Monthly Social Security payments differ substantially depending on when you start receiving benefits.
Why are they made again and again? Making sense of these errors in judgement.
Pundits go on and on about how “terrible” or “wonderful” annuities are, but they never talk about whether annuities are right.
Even low inflation rates over an extended period of time can impact your finances in retirement.
Learn how to address the challenges that women face when planning for retirement.
Estimate the maximum contribution amount for a Self-Employed 401(k), SIMPLE IRA, or SEP.
Estimate how long your retirement savings may last using various monthly cash flow rates.
This calculator can help you estimate how much you may need to save for retirement.
This calculator compares a hypothetical fixed annuity with an account where the interest is taxed each year.
This calculator compares employee contributions to a Roth 401(k) and a traditional 401(k).
Estimate your monthly and annual income from various IRA types.
What does your home really cost?

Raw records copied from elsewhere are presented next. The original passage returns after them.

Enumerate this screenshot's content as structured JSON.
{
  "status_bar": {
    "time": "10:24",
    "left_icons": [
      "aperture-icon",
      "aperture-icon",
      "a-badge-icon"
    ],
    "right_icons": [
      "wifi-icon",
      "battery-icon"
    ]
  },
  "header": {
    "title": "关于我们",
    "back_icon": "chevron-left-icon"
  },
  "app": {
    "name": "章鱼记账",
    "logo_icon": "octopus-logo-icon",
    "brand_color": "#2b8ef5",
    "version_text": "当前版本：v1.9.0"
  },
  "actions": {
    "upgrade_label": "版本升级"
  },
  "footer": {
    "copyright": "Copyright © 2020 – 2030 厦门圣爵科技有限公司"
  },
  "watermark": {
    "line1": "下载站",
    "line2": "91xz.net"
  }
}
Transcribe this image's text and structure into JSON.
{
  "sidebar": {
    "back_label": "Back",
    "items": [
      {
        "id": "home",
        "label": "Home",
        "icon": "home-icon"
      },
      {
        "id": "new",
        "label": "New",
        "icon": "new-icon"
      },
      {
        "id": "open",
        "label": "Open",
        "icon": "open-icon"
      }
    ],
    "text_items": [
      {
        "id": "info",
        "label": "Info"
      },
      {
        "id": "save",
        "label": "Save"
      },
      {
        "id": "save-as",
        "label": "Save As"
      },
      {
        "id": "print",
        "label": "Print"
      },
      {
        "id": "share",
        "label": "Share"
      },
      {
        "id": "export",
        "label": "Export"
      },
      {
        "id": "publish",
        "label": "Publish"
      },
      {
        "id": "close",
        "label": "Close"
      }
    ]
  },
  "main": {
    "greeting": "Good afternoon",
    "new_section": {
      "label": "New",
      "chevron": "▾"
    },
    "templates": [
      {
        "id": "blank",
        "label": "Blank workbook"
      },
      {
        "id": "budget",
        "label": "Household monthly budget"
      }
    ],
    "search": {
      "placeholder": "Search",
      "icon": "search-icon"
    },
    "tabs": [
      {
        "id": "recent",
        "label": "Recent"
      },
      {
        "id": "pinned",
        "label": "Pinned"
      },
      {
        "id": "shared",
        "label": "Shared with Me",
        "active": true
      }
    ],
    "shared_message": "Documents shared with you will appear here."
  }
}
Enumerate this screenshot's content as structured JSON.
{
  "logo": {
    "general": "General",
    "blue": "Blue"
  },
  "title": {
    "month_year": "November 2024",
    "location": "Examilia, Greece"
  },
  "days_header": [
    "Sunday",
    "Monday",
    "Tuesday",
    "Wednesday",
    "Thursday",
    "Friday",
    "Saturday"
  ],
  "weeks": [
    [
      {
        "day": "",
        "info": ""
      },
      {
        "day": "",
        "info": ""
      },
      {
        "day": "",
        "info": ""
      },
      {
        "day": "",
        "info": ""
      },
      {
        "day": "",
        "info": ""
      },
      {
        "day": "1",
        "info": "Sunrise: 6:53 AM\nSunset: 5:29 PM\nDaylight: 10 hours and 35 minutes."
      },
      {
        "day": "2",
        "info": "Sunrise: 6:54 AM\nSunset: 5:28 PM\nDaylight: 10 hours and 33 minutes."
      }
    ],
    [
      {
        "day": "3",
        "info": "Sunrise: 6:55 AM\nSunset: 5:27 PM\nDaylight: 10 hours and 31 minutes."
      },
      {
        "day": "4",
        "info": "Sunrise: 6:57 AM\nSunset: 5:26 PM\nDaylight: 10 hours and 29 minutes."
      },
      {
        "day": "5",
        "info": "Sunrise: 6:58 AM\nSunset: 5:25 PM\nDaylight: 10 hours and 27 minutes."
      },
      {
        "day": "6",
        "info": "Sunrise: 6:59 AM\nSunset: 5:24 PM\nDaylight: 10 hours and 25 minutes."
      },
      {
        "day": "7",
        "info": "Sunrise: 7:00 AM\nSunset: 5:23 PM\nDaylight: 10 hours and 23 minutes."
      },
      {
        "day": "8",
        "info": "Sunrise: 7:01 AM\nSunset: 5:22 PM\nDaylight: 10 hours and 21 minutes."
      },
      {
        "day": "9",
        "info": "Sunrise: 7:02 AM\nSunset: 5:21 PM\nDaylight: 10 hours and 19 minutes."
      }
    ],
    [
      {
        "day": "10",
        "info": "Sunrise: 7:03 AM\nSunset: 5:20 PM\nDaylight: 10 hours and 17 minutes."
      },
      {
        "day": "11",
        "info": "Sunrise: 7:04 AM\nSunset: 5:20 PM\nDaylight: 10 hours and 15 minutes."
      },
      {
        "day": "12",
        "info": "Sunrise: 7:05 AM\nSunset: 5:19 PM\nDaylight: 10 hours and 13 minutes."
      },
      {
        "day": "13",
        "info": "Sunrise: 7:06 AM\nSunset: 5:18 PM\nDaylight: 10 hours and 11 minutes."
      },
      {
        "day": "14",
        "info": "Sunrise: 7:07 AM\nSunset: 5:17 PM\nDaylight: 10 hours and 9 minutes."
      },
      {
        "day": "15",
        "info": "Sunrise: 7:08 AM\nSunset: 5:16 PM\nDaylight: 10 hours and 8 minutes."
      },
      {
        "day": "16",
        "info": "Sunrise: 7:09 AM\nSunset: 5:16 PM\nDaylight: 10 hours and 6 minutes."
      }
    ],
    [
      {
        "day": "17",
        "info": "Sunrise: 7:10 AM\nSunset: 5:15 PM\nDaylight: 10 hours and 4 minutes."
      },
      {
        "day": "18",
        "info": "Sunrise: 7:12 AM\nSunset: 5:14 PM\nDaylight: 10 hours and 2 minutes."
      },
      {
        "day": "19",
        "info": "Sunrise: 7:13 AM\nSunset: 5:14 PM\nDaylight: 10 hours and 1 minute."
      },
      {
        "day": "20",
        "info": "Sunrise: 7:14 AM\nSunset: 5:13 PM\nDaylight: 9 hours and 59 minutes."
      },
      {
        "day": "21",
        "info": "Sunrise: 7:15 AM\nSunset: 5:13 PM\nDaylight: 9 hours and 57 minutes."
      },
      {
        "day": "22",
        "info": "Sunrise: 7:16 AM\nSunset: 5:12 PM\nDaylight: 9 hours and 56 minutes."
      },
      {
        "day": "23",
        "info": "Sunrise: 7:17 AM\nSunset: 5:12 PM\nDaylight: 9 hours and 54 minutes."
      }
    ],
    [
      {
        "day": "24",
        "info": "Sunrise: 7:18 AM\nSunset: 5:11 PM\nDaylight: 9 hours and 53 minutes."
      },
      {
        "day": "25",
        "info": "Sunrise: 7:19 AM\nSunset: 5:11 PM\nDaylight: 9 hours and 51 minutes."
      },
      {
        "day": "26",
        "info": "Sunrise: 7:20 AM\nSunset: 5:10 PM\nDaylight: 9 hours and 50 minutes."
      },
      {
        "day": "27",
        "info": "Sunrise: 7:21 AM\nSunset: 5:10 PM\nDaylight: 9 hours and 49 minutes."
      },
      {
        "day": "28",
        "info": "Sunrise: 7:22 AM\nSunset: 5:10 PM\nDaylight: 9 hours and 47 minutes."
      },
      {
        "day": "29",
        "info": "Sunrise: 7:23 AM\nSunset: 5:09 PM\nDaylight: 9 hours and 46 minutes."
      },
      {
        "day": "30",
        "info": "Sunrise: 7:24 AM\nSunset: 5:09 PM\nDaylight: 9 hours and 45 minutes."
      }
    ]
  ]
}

There are a lot of misconceptions about Social Security. Here’s the truth about three of them.
Here are five facts about Social Security that might surprise you.
Taking your Social Security benefits at the right time may help maximize your benefit.
There’s an alarming difference between perception and reality for current and future retirees.
Imagine your ideal post-pandemic retirement with this animated video.